The IBHS video highlights the Institute’s FORTIFIED construction standards. A pair of full-scale, two-story, 1,300-square-foot houses were placed next to each other in IBHS’ test chamber — one was built using conventional construction standards common in the Midwest, and the other was built to IBHS’ FORTIFIED for Safer Living standards for the Midwest. Both houses were subjected to the same severe thunderstorm conditions, and while the house built using FORTIFIED standards suffered minimal damage, the house built using conventional standards was reduced to a pile of rubble.

See footage from the test at https://www.disastersafety.org/research-center/2010-ibhs-research-center-grand-opening.

“IBHS conducts objective, scientific research to identify, evaluate, and promote effective ways to strengthen homes, businesses, and communities against natural disasters and other causes of property damage,” said Julie Rochman, IBHS president and CEO. “Translating our research into actionable information for consumers is critical, which is one of the reasons we’re very enthusiastic about being part of this exciting new exhibit.”

Artifacts from several past natural disasters, including Hurricane Katrina, the Waldo Canyon wildfire in Colorado, and the earthquake that hit the Washington, DC, area a couple of years ago, strongly convey – and personalize – the destructive power of nature. Multimedia components include profiles of experts on various types of disasters, recordings from memorable disasters, and interactive displays that will allow visitors to test their disaster preparedness by choosing the best recourse in disaster scenarios.
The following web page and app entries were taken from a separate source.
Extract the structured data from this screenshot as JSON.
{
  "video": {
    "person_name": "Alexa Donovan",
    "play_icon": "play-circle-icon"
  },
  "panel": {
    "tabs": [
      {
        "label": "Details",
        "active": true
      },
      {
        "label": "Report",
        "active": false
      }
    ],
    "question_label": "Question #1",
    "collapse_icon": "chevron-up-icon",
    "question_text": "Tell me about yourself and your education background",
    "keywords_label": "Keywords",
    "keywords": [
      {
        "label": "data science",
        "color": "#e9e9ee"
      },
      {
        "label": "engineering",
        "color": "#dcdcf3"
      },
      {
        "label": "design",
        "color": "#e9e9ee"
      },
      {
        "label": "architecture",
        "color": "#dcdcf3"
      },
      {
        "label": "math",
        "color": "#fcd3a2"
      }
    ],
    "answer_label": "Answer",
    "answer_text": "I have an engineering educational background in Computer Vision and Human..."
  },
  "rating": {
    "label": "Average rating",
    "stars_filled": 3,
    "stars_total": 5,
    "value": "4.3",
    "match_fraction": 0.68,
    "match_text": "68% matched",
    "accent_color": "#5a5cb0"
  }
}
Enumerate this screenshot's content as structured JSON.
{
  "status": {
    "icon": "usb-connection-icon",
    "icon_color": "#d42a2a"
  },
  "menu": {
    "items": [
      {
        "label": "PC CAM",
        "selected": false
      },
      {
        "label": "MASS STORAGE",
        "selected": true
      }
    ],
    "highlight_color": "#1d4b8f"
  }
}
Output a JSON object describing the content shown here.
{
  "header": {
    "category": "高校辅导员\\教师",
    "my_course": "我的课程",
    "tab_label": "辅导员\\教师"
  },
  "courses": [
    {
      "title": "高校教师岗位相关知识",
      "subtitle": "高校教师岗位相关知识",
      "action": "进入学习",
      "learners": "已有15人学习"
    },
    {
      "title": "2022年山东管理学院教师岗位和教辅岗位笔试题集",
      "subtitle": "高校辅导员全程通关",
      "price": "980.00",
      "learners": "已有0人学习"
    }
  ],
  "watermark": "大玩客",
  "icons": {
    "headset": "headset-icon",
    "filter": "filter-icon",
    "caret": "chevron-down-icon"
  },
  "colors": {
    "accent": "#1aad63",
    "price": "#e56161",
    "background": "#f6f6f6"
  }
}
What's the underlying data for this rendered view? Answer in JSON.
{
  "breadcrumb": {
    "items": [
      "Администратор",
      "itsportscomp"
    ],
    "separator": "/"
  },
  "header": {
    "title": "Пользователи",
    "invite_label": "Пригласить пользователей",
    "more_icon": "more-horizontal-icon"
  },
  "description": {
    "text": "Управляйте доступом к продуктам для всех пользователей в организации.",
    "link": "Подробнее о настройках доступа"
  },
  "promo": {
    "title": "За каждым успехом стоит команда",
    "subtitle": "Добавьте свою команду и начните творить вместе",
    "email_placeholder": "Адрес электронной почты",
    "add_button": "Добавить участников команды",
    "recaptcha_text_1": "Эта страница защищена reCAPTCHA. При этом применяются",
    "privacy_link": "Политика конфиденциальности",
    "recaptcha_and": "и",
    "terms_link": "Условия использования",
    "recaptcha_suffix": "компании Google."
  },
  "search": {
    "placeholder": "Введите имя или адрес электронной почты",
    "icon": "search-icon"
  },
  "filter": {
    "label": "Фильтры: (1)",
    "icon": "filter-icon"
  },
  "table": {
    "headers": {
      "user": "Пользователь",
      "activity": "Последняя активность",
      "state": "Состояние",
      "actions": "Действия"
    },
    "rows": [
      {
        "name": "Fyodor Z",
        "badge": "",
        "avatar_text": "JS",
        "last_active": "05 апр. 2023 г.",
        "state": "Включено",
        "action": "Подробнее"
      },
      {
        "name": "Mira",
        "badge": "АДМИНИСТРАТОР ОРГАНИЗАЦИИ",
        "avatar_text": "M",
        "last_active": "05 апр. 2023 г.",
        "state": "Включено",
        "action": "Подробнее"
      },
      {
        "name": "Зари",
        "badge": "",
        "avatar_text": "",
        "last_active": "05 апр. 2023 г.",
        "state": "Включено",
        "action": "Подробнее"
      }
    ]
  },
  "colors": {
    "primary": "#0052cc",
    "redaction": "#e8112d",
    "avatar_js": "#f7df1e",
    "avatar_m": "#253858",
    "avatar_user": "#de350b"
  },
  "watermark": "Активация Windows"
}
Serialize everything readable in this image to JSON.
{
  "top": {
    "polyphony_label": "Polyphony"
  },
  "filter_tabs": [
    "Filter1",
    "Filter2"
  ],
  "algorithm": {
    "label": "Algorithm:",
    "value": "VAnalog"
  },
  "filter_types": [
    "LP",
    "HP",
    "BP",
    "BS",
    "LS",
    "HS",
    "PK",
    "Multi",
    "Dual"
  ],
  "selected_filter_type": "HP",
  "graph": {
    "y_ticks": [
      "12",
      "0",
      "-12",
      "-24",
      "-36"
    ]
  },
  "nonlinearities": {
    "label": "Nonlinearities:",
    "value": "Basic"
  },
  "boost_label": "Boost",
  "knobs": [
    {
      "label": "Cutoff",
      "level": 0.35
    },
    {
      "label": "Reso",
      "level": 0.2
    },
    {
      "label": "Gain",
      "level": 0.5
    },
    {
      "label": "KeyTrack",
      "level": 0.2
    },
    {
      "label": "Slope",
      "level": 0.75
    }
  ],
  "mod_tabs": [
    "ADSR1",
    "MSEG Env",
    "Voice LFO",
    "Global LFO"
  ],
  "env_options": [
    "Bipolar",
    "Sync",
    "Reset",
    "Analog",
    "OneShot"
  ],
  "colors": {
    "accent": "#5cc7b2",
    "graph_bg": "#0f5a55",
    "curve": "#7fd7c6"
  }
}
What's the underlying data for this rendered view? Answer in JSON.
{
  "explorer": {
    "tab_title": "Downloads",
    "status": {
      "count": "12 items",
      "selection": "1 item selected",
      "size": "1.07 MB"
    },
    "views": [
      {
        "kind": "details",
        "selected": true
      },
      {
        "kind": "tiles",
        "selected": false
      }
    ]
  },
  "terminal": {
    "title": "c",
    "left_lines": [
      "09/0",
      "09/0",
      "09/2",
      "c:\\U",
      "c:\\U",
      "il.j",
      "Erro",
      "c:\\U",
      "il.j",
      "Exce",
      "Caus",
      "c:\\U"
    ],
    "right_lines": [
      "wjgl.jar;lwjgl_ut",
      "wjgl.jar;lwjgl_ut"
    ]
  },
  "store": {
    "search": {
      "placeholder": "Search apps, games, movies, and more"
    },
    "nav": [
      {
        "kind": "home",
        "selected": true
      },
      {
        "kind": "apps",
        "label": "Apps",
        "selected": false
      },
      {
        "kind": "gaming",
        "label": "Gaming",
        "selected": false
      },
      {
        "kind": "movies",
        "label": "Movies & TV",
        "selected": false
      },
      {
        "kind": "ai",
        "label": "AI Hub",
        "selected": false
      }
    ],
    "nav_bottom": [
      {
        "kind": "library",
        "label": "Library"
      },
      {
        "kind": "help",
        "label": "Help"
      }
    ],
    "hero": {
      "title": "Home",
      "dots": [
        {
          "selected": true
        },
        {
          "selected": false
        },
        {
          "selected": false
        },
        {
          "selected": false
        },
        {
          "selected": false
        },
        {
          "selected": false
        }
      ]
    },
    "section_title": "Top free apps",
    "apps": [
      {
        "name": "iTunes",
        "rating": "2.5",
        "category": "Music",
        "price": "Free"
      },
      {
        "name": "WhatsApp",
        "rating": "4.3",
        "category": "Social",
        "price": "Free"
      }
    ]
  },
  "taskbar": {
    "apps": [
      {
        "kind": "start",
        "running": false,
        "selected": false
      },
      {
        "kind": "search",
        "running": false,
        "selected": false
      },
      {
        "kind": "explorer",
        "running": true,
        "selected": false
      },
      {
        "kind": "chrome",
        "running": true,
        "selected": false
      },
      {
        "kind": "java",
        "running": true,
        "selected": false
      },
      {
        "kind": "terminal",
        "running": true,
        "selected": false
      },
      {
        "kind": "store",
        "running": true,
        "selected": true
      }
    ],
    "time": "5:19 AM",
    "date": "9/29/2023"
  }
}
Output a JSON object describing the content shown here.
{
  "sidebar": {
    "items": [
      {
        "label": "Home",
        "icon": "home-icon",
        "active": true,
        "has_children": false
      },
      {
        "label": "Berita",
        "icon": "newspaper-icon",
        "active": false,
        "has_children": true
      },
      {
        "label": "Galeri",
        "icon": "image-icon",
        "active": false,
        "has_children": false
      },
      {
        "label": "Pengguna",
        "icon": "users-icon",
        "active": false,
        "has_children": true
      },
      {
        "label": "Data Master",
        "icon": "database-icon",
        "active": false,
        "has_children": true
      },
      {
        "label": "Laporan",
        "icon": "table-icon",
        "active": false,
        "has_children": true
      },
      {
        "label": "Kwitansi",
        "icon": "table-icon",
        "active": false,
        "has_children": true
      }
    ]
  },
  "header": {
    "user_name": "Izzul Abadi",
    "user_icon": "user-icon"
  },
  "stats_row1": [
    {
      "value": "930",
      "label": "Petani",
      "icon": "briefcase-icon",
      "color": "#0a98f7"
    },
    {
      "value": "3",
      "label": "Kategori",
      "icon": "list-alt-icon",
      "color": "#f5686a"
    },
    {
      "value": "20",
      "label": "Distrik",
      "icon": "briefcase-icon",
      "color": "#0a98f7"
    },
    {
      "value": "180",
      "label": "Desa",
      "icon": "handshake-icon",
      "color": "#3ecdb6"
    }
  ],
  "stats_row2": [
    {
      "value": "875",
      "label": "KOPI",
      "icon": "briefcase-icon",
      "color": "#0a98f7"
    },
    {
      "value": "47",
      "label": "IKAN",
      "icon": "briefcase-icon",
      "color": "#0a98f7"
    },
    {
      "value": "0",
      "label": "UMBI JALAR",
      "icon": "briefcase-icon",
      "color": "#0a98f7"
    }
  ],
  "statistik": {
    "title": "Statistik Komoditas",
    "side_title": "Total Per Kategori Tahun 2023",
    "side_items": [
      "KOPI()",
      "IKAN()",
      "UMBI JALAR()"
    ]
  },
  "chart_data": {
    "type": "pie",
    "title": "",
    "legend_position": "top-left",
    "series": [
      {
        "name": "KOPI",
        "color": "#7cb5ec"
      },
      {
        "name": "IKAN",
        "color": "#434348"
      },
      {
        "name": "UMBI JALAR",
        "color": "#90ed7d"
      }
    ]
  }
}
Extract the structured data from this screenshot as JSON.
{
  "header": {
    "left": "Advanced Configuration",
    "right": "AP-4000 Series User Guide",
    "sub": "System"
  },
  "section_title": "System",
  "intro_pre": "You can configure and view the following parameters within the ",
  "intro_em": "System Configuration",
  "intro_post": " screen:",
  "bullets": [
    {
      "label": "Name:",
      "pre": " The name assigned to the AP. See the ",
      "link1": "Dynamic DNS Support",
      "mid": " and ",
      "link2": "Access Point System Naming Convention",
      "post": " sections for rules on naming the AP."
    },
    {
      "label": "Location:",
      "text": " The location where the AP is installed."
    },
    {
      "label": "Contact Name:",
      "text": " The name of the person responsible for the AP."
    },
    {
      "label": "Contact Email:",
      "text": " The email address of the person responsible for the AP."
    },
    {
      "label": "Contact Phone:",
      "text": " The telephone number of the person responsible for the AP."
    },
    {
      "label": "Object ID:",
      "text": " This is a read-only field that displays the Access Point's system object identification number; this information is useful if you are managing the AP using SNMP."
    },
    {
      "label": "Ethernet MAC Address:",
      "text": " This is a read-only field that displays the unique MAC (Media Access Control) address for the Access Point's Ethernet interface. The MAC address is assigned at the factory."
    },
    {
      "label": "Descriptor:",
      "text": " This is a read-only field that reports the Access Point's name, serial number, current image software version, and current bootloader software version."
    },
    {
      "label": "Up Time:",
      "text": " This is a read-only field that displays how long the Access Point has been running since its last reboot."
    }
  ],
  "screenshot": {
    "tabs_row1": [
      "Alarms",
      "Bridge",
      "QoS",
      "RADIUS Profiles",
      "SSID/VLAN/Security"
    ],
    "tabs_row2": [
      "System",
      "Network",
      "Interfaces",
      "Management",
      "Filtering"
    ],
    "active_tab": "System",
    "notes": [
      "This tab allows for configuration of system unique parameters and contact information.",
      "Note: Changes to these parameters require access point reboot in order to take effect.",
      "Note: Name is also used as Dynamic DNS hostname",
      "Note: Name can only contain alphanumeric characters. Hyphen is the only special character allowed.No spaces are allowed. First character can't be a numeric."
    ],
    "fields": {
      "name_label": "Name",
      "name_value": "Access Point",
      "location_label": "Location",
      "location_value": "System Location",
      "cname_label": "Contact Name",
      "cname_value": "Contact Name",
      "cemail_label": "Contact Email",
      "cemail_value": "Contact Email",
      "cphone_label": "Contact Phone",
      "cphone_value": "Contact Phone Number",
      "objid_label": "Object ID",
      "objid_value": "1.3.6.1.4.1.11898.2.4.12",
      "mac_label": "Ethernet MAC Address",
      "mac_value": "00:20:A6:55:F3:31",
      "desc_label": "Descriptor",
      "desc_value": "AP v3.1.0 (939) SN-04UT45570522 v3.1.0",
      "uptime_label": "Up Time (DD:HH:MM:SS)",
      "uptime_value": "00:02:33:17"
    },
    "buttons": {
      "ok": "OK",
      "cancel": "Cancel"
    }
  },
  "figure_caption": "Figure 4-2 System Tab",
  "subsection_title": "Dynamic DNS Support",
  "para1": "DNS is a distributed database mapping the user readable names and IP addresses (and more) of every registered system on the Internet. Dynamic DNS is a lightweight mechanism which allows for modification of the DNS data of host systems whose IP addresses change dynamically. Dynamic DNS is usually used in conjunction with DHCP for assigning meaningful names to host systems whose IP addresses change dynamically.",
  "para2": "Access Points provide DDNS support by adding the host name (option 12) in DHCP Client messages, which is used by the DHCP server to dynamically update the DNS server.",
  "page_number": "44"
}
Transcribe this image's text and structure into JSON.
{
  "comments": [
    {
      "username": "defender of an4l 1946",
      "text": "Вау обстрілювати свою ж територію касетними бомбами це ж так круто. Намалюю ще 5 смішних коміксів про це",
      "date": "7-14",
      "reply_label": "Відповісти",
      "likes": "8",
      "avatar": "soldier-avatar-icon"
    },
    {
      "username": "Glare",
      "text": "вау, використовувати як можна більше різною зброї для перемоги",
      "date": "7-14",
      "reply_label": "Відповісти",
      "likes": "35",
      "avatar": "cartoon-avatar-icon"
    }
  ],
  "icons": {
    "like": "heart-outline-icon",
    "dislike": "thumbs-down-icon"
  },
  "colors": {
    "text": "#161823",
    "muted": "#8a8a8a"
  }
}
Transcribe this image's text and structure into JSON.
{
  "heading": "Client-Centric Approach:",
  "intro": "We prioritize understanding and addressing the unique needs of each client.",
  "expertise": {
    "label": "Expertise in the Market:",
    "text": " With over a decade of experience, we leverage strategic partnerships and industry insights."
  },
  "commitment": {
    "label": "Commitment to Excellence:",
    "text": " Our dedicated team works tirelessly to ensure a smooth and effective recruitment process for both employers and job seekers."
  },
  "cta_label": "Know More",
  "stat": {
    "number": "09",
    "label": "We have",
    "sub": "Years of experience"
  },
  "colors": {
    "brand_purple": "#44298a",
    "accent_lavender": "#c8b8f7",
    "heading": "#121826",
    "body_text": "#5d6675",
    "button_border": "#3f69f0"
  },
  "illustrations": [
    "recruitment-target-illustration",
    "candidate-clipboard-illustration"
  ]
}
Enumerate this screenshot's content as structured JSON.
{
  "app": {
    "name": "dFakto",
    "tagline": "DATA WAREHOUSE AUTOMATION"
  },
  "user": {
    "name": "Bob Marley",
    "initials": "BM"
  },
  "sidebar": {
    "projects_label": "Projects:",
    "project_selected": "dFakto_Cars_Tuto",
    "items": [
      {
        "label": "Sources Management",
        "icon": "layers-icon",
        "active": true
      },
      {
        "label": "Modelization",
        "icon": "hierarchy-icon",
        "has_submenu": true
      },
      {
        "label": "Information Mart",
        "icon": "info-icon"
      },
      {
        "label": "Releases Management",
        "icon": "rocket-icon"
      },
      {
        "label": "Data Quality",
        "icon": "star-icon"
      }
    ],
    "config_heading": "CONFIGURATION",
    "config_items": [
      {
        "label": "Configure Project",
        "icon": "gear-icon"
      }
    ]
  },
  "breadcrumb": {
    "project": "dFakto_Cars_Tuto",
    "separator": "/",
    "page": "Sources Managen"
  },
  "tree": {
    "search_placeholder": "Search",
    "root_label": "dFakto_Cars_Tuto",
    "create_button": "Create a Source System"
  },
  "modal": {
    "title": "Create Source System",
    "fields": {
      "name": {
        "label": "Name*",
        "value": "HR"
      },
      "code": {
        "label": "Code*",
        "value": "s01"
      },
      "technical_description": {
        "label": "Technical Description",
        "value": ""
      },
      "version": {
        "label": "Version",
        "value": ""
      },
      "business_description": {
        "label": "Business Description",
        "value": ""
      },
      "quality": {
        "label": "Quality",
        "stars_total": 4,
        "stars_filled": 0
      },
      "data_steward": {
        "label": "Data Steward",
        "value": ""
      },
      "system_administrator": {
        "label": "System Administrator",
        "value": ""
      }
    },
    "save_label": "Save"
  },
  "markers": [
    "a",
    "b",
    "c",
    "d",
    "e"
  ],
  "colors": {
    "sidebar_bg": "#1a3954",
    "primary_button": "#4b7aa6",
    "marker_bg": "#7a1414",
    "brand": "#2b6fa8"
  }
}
The exhibition closes with images and stories of everyday people who have taken steps, both large and small, to safeguard their homes and families against disasters, and visitors will be challenged to take similar actions.

“We hope this exhibit engages people in both national and local conversations about resilience and building safety. While we can’t move homes, businesses, and communities out of Mother Nature’s way, we can make them more resilient when disasters inevitably occur,” stated Rochman.